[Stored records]
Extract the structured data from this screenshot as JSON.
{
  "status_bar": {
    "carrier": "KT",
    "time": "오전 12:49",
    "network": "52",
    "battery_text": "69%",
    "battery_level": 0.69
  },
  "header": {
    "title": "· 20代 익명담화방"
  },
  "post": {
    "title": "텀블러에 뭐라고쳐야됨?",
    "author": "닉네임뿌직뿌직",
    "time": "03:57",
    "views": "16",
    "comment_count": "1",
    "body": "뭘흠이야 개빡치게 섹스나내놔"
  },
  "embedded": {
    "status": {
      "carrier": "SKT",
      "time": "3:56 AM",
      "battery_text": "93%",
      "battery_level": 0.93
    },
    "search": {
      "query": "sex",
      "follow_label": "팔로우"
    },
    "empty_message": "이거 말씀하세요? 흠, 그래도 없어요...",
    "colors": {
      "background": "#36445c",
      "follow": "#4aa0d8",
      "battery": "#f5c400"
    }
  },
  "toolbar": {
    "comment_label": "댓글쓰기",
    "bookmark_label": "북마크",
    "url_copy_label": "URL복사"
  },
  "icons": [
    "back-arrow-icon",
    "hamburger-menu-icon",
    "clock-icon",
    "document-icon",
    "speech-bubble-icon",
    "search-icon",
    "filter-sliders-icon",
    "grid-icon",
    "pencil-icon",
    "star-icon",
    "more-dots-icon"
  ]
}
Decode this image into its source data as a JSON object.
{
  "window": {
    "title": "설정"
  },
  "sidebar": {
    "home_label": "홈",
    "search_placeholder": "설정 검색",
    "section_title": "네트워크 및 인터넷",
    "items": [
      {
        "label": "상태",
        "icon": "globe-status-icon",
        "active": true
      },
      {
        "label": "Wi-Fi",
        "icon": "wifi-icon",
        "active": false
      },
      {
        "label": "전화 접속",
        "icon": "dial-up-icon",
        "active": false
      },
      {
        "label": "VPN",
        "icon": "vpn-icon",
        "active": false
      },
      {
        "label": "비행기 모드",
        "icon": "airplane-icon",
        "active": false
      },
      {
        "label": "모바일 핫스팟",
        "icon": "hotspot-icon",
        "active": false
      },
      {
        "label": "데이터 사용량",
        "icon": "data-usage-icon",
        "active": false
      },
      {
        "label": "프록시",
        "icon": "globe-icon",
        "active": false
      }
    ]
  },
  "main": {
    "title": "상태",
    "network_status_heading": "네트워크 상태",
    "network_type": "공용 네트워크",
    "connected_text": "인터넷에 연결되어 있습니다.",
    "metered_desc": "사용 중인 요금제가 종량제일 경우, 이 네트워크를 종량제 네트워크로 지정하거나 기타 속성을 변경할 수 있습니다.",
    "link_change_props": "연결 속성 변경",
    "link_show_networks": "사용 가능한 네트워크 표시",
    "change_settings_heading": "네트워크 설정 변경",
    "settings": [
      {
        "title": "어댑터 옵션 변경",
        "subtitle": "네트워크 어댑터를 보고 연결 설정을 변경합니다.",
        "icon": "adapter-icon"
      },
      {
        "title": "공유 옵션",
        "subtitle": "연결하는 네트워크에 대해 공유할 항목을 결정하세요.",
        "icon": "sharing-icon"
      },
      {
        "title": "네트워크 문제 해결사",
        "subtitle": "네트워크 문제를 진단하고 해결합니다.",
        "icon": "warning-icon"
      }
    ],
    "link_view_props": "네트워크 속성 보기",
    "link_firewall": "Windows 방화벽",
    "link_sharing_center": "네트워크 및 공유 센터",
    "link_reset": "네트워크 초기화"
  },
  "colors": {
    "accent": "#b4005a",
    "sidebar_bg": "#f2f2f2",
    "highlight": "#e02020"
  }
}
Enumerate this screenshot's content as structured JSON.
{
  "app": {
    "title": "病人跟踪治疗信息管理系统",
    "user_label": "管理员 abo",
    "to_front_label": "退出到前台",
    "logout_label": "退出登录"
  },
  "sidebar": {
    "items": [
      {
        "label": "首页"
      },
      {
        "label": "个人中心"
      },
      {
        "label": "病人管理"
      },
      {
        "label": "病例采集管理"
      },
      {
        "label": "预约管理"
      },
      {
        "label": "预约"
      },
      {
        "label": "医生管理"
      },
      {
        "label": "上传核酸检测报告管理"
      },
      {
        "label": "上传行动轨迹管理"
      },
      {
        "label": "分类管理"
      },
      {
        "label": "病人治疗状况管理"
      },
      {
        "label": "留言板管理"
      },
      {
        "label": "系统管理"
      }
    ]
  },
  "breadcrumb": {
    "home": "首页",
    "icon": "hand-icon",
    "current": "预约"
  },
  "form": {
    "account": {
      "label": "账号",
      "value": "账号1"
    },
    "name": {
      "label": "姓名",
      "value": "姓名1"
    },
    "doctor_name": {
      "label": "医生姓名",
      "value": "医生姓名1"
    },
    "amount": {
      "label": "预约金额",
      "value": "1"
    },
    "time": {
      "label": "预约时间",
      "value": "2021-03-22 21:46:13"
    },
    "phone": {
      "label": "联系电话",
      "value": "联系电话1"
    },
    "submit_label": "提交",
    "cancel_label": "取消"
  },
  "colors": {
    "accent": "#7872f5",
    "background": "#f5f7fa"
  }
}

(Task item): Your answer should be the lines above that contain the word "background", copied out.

(Worked solution):
      "background": "#36445c",
    "background": "#f5f7fa"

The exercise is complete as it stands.